►

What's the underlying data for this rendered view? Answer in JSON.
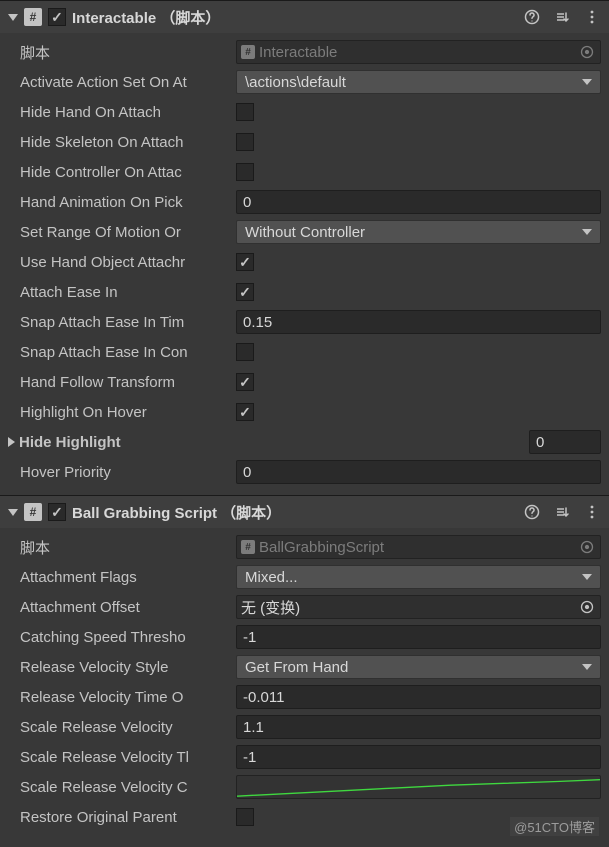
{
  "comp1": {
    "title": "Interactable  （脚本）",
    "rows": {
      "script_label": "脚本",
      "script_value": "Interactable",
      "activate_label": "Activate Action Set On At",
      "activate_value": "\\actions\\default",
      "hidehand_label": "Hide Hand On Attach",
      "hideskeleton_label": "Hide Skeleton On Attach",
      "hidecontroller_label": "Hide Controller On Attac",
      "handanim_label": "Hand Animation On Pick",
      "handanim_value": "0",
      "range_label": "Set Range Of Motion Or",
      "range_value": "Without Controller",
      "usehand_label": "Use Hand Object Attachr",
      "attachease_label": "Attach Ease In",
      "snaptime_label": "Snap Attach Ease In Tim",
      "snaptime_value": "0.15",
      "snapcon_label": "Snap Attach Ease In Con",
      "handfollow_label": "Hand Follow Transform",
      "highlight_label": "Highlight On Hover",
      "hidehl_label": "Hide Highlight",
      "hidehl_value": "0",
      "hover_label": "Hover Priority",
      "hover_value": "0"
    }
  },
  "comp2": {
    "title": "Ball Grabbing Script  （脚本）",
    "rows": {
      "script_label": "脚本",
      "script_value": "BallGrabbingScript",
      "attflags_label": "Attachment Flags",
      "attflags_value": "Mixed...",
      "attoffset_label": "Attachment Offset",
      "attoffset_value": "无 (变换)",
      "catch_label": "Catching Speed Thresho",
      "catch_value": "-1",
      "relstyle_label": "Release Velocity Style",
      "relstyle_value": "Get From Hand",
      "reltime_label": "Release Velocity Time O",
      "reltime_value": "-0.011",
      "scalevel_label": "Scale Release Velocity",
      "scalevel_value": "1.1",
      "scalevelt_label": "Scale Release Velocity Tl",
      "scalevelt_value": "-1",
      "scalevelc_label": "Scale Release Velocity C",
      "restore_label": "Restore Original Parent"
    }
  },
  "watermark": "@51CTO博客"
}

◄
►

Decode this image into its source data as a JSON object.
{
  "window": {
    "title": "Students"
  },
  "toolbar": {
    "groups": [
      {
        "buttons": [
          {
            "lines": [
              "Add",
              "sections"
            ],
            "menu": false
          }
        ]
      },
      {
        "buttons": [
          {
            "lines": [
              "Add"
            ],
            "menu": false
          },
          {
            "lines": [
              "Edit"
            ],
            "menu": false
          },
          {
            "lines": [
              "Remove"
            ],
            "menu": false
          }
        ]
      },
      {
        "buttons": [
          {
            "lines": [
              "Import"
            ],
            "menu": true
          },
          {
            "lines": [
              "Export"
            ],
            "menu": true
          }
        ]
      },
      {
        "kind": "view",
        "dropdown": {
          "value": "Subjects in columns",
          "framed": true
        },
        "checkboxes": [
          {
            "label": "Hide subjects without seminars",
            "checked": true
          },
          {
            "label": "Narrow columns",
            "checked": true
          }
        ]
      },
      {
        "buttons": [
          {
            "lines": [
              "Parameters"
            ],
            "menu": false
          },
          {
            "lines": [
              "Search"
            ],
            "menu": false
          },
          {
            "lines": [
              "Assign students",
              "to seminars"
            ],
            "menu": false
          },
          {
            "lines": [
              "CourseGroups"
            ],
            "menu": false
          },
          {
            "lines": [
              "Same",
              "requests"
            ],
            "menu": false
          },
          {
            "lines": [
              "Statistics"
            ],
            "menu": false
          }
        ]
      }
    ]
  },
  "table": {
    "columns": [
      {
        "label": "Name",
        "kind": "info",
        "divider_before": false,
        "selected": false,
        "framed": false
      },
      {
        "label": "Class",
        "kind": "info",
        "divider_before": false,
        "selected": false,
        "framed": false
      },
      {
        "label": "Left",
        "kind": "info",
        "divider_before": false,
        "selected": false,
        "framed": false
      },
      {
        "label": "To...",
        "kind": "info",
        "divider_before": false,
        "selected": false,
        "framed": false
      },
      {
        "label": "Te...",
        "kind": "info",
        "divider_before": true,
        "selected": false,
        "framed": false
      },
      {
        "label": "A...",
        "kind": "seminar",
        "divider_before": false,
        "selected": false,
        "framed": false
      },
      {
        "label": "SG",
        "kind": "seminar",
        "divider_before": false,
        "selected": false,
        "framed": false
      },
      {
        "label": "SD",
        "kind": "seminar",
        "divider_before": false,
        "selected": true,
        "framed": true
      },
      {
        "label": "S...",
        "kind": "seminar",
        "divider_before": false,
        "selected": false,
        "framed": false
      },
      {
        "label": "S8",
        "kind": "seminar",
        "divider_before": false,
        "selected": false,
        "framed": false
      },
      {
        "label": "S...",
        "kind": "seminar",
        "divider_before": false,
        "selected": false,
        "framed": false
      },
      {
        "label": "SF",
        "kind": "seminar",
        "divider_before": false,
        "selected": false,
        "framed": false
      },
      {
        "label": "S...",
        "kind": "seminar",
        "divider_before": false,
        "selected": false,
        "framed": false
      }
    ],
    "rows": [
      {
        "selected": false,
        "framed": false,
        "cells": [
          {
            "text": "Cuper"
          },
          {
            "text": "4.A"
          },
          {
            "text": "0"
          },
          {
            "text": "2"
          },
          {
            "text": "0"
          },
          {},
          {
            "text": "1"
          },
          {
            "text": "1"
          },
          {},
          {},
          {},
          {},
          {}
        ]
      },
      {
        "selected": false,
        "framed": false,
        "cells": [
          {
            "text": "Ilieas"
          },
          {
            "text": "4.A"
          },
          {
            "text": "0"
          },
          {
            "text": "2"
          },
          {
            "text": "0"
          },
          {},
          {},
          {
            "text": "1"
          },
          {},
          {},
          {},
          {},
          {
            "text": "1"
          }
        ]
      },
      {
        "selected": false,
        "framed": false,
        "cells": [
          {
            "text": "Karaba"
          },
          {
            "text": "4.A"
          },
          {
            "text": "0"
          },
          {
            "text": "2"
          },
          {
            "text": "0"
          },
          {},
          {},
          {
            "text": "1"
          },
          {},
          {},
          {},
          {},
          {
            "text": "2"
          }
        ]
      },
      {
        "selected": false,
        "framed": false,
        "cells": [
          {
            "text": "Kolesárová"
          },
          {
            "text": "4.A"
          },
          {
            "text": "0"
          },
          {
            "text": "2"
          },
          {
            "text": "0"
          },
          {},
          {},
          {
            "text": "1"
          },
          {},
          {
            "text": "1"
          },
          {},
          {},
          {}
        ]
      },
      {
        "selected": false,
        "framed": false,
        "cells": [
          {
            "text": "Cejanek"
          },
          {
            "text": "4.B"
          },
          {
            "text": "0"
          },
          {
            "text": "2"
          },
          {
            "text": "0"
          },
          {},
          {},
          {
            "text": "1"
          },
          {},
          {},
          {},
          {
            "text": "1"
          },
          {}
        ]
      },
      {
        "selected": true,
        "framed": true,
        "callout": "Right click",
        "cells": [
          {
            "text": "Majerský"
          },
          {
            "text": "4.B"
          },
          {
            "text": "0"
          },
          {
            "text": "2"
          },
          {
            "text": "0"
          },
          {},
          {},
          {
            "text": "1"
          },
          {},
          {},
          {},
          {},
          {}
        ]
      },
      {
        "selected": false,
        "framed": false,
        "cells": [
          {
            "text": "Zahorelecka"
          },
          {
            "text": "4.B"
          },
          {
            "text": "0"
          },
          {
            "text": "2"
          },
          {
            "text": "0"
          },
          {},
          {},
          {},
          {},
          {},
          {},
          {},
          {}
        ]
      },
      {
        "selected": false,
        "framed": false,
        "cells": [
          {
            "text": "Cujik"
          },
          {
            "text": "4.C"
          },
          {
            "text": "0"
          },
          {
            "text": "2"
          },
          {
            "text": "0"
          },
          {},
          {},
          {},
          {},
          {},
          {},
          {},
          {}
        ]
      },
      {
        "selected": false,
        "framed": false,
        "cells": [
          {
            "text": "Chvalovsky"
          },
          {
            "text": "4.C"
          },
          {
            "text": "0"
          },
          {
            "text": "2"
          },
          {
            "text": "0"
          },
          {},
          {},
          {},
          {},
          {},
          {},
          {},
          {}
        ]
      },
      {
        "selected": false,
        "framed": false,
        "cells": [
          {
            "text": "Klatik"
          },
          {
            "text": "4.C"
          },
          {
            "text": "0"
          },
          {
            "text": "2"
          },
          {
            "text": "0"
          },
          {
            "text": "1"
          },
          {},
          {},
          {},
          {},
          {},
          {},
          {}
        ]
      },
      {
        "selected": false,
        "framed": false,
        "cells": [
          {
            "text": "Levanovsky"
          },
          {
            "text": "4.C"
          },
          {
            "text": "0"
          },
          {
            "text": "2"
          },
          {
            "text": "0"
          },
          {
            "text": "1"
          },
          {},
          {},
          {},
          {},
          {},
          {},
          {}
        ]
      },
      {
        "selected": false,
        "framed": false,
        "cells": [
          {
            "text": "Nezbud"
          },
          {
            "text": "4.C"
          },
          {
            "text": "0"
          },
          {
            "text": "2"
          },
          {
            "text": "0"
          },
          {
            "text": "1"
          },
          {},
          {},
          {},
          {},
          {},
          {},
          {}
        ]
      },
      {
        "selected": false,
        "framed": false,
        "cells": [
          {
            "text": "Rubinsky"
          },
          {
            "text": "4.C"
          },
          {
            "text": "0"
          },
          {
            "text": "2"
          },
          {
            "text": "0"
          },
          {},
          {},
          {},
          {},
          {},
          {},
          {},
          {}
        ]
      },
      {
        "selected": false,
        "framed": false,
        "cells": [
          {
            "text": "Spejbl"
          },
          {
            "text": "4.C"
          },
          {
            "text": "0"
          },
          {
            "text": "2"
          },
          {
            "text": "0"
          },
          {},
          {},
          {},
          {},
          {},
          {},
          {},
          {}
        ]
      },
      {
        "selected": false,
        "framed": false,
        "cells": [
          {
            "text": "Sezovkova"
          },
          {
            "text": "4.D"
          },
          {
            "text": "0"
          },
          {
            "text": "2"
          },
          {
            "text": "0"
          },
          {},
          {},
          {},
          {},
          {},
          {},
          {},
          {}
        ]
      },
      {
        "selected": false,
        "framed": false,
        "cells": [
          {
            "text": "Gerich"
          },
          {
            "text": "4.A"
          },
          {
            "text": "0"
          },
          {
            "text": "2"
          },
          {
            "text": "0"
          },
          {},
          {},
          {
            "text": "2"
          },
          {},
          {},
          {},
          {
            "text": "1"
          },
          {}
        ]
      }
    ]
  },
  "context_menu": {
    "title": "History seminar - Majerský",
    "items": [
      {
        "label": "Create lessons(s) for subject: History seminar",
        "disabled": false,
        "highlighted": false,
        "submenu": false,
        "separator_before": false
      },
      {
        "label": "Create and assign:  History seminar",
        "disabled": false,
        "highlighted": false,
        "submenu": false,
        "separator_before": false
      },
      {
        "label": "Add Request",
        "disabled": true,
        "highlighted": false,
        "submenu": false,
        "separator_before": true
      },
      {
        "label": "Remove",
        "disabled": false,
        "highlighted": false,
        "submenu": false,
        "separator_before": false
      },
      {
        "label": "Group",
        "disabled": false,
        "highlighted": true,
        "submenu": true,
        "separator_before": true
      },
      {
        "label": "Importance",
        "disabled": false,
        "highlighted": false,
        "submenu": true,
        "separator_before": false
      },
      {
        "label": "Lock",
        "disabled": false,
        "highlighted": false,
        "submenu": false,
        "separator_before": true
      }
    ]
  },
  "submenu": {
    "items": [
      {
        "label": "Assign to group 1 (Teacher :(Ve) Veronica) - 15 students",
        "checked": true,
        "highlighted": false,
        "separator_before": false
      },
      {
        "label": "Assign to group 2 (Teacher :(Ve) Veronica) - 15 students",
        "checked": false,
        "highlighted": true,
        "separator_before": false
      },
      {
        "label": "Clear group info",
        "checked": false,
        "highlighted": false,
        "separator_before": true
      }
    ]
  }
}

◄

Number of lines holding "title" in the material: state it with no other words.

• EXERCISE ANSWER: 4